By Bill Mossman, U.S. Army Garrison-Hawaii Public AffairsDecember 22, 2009
HONOLULU - 'Twas the morn when the traditional bell sounds associated with the holiday season were replaced with the thundering roar of engines.
'Twas the time of unorthodoxly dressed Santas, many of whom sported either shaved heads or long ponytails, tattoos and body piercings, and puffed on cigars or cigarettes rather than anything resembling St. Nick's smoking pipe.
'Twas the day when gifts were not placed in large knapsacks, but rather, inside of saddlebags, on tops of trailers, or strapped to handlebars and sissy bars.
'Twas all of this and more, and it still had a Christmas ring to it.
Biker style, of course.
Thousands of motorcycles descended upon Waikiki, Dec. 6, for the 35th Annual Street Bikers United Hawaii Toy Run Parade, a benefit for local youngsters through the Marine Corps Reserves' Toys for Tots program.

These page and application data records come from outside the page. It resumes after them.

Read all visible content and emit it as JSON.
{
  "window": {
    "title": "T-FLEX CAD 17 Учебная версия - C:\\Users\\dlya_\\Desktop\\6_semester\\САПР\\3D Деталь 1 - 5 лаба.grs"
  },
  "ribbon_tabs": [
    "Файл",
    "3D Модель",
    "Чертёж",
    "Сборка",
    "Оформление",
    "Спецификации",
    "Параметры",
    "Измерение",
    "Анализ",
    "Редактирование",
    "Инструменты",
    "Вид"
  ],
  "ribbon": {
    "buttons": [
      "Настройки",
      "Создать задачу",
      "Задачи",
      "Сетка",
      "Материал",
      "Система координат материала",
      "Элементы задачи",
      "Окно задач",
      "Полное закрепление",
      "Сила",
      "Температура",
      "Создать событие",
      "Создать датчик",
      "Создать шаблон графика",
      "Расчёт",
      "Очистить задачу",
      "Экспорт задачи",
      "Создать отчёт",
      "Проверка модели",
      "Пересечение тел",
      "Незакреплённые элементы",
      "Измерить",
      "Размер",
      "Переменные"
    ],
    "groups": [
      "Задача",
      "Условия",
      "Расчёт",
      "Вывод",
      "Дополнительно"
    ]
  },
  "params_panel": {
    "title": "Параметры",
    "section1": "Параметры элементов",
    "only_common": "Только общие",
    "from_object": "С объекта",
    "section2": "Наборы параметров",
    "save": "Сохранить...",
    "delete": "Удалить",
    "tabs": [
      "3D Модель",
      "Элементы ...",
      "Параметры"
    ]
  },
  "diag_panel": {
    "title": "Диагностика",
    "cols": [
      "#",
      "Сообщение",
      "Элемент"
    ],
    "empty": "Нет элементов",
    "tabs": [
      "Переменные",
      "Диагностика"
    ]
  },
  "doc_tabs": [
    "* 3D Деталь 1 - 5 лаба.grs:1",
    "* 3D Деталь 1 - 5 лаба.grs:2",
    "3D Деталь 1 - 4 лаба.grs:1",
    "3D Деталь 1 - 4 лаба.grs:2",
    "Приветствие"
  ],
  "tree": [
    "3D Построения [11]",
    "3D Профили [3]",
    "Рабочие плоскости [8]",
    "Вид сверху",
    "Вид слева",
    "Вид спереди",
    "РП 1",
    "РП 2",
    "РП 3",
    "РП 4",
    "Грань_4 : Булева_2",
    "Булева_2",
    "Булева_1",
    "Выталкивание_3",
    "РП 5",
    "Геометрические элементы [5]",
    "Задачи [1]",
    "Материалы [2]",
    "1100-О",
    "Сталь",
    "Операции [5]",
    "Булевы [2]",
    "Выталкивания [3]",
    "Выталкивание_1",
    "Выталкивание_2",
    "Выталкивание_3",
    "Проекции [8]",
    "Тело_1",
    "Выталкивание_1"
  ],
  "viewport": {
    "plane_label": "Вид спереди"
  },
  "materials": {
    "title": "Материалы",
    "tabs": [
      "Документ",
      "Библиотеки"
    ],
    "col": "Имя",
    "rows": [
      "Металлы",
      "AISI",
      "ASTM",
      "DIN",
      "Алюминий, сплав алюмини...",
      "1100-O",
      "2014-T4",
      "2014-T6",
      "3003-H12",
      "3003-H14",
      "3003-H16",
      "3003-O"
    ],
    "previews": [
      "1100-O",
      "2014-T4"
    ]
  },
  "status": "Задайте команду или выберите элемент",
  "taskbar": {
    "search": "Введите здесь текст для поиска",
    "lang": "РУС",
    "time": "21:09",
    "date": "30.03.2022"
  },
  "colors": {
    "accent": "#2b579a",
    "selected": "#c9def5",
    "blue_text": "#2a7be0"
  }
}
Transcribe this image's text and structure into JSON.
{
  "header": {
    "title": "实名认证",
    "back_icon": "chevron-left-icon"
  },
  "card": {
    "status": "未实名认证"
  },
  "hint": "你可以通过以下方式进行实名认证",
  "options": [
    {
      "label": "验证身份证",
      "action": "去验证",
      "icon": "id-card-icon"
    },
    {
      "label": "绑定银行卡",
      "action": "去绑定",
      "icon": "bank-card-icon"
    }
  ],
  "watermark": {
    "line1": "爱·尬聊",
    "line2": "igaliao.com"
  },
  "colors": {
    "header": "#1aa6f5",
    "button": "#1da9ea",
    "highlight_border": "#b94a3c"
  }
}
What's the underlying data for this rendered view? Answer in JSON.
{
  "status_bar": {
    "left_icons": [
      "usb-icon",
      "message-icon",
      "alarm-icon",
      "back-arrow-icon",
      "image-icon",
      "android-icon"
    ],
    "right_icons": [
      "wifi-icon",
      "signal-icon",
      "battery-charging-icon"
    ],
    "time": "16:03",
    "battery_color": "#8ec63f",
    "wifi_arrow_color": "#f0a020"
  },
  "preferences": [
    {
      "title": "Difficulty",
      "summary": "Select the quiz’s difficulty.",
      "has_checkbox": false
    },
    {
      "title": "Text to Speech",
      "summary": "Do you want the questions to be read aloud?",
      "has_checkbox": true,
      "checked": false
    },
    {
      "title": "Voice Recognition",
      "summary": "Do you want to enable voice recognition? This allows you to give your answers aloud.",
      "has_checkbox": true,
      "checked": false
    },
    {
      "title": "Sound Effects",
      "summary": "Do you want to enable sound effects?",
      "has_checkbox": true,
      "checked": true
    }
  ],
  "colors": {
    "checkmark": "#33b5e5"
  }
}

Among the participants were many veterans, as well as active duty and reserve service members from all branches of the military, all of whom pulled together for a worthy cause.
"The services are well-represented out here today," said Master Sgt. Charles Owens, first sergeant, 305th Mobile Public Affairs Detachment (MPAD), 9th Mission Support Command. "Giving back to the community is what the military is all about. That's what we live for."
For the last several years, Owens has garnered a heap of attention at the annual event, in large part due to his red-and-white Honda Valkyrie and what it has in tow. The large bike was on hand again, pulling a sleigh full of presents, and drawing a lot of "oohs" and "aahs" from the crowd due to its 500 lights, which ran off a car battery with an inverter.
"Santa likes to give his reindeer a vacation for a little bit whenever he's in Hawaii," explained Owens, who was joined at the event by fellow members of the biker club, Hawaii Goldwing Road Riders Association (HGRRA). "So instead of pulling the sleigh with reindeer, we pull it with a motorcycle. The kids really love the Hawaiian-style Santa pulling up and dropping off gifts. It makes them go nuts.
"I started doing this about four years ago, when me and some Army reservists built this sleigh to help get out into the community and show our appreciation," Owens continued. "Since then, we've been bringing this sleigh out to the Toys for Tots event, different parades around Hawaii, and even to the different military bases when they have unit parties."
Bikers brought a variety of presents to the parade, from stuffed teddy bears and dolls to board games and skateboards. Sgt. 1st Class Chris Laye, 13th Military Police Detachment, for example, decided his haul would have to include several Transformers' models, namely, the highly coveted Bumblebee.
It was the kind of toy he would have hoped for in his youth, he said.
"I got shovels when I was a kid," noted Laye, while sorting through presents stored away in the saddlebags of his 2006 Harley-Davidson Street Glide bike.
"I got rocks and sticks," added his girlfriend, Christy Wilden, before breaking into laughter.
Riders from numerous biker clubs began pulling into the Magic Island parking lot at Ala Moana Beach Park during the early morning hours of the day, and lining up their motorcycles of all makes and sizes. After killing their engines, the bikers warmly embraced each other, many of them once again enjoying the company of old riding buddies.
But while the camaraderie was nice, it was not the reason for the gathering. These bikers had come to show what they - long ago stereotyped as blights on civic behavior and responsibility - could do for the good of society.
Their collective aim, as is the goal of the Toys for Tots program, was to send a message of hope to needy youngsters through the gift of giving. In doing so, they trusted that the youth would grow to become responsible, productive and patriotic citizens.
Many believe the bikers succeeded in their mission.
"I think it's great when people can come out and see these bikers doing something great for the community," said Sgt. Charity Boedeker, a broadcast reporter with 305th MPAD, and on hand to document the day's activities. "There's usually a stereotype that often goes with bikers, and it's kind of sad, but this kind of event shows that they're people with hearts."